The firm said that malware by that name had been around since 2011 but was dormant for a while before reemerging — Symantec calls it Dragonfly 2.0 — with a “distinct increase in activity” this year. The attackers are using familiar tools, such as “spearphishing” emails with attachments reeking with dangerous code, including an attachment resembling a benign invitation to a New Year’s Eve party. Once opened, however, the attachments would leak the victims’ network credentials to a server outside the company. The attackers also used other measures: “watering holes,” fake websites designed to attract visitors with common interests; “Trojans,” which look like legitimate software but contain malicious code; and fake warnings to update Adobe Flash Player, which, when activated, would instead install malware.

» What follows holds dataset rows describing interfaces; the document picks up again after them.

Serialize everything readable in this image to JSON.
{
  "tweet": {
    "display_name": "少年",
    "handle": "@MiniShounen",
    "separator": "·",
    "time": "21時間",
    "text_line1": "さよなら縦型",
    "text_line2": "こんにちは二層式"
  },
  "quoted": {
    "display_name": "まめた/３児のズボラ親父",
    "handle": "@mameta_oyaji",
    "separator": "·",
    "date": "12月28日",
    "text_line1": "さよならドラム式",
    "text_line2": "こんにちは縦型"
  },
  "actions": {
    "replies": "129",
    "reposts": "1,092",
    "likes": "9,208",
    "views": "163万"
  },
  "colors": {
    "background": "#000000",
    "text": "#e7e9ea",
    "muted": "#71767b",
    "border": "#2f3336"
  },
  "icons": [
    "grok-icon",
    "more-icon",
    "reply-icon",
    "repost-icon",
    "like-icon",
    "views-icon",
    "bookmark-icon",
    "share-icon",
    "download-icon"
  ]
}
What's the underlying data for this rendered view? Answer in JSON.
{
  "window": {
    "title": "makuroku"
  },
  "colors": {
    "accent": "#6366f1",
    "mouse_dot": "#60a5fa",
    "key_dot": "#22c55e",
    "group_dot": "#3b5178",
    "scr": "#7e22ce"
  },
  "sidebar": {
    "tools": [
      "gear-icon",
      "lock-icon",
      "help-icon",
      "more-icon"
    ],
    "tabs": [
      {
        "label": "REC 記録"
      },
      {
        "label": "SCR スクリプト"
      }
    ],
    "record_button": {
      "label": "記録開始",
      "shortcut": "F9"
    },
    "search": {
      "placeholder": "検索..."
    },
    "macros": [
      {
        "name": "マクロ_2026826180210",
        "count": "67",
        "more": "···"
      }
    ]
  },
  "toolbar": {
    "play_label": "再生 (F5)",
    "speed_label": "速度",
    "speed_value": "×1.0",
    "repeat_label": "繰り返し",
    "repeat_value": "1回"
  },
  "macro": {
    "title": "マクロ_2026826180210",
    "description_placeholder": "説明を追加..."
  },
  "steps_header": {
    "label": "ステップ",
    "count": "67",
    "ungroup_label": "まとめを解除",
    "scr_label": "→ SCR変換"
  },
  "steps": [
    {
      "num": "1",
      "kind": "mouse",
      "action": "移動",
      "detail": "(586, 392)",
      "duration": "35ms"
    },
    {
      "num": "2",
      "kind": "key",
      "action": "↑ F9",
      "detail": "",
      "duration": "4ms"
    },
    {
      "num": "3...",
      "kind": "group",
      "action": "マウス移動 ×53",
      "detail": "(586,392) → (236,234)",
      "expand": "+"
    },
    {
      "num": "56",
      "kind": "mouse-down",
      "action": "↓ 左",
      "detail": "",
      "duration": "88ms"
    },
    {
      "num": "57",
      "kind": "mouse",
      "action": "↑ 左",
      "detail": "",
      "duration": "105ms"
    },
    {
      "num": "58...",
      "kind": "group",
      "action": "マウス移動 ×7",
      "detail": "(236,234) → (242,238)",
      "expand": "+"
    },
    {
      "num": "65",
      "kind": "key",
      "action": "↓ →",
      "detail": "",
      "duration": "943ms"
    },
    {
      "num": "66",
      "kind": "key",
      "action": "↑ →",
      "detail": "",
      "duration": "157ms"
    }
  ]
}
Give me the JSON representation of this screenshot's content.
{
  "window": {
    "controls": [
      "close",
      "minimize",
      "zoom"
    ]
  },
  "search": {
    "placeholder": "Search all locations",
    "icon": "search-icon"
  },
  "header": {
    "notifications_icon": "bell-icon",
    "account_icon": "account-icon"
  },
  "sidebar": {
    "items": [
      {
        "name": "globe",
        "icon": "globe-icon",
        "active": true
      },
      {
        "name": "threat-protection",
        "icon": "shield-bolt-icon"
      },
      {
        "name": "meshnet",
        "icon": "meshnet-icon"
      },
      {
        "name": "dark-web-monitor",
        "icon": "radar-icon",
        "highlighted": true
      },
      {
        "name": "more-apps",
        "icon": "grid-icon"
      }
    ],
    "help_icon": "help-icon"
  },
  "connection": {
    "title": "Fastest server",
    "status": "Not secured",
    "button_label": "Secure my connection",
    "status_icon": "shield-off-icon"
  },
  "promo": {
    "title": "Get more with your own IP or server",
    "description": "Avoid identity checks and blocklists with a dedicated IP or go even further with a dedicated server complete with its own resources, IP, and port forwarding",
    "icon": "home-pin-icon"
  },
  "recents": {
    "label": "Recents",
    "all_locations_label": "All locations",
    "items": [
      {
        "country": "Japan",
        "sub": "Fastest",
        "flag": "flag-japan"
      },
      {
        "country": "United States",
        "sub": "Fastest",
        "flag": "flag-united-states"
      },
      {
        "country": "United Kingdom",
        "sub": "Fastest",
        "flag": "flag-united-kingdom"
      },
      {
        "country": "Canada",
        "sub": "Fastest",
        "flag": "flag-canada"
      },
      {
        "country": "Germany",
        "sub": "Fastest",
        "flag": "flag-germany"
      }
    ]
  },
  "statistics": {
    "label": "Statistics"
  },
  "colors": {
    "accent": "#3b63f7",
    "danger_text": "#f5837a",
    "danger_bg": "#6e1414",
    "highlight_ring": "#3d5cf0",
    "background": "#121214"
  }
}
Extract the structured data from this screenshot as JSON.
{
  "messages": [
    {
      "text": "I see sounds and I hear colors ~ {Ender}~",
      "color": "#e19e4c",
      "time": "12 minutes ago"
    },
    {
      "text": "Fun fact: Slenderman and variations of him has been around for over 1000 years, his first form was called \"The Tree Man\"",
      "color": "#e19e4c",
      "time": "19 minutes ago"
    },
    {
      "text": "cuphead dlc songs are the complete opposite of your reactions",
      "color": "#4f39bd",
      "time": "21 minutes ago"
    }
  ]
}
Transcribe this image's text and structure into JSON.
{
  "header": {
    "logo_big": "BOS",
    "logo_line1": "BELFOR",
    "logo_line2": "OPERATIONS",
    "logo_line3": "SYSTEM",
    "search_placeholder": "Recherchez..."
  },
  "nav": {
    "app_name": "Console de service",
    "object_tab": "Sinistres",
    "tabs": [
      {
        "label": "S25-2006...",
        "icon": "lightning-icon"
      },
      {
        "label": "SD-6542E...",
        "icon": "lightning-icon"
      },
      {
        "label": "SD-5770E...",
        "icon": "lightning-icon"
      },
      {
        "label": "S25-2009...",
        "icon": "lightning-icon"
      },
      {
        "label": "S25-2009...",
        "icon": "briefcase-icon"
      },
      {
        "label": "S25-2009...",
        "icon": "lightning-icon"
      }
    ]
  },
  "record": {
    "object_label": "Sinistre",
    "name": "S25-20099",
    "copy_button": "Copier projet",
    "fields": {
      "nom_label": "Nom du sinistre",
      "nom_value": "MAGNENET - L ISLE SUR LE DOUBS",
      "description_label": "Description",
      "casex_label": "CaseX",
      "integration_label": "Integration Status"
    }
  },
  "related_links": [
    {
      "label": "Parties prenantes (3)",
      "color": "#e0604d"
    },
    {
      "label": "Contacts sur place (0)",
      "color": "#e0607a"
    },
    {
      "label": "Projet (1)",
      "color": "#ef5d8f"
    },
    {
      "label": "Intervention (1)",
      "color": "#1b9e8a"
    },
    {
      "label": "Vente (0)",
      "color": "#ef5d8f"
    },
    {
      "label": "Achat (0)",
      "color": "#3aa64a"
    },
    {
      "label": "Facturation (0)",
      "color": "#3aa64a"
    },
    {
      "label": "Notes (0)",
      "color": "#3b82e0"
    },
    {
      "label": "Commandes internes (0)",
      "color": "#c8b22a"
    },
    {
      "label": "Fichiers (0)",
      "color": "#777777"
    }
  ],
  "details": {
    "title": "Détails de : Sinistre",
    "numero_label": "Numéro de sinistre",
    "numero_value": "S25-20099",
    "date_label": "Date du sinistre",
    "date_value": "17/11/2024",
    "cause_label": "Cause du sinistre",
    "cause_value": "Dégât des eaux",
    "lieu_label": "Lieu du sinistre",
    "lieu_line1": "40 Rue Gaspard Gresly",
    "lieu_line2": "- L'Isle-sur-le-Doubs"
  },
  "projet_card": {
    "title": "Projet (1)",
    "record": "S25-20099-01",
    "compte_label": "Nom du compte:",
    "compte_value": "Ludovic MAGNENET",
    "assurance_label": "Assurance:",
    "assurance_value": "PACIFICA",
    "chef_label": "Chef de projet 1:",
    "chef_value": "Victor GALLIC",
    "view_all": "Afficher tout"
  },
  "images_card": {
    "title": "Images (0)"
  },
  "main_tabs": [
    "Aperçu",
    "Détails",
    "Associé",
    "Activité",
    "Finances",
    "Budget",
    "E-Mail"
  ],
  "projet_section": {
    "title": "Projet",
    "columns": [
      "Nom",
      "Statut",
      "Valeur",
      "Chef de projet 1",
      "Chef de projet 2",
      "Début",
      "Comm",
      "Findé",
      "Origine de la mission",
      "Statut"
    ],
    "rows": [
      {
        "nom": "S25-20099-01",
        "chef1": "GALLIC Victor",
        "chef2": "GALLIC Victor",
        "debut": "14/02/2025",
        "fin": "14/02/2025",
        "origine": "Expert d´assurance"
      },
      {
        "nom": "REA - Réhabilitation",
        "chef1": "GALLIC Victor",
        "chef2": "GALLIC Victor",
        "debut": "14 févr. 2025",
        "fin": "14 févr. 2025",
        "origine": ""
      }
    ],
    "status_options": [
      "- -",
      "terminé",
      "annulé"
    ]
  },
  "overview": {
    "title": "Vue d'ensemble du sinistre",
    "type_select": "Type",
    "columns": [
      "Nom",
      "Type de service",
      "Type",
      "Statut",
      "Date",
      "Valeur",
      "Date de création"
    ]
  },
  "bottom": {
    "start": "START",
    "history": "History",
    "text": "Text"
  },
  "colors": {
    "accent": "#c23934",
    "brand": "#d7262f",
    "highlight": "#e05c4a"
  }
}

This gave the attackers access to networks to gather intelligence, plot more destructive actions and steal additional credentials. The ability of a computer worm to trigger physical destruction is not fantasy, amply demonstrated by the Stuxnet malware used by the United States and Israel to interfere with centrifuge machines that were part of Iran's nuclear weapons program. According to Symantec, the bad actors behind Dragonfly 2.0 have entered electric utility networks in Turkey, Switzerland and the United States numerous times and they "may be entering into a new phase," exploring how they can throw the switches on operational systems. What Symantec found "most concerning" was that the intruders were taking screenshots of the layout of the operational systems — a road map for a possible return.

The company said the architects of the Dragonfly campaign are an "accomplished attack group" and highly experienced but did not otherwise identify them . However, it is known that Ukraine has suffered power blackouts caused by cyberattacks that it blames on Russia. Could Russia also be probing the U.S. electrical grid? Or another nation? Wired magazine quoted Eric Chien of Symantec as saying of the latest discovery, "There's a difference between being a step away from conducting sabotage and actually being in a position to conduct sabotage. . . . We're now talking about on-the-ground technical evidence this could happen in the U.S., and there's nothing left standing in the way except the motivation of some actor out in the world."

Electric and industrial operators in the United States have been building defenses against cyberattacks for some time. But the latest disclosure should serve as yet another alarm that cyberattacks and intrusions are not just about stealing data or emails. They can lead to real-world damage.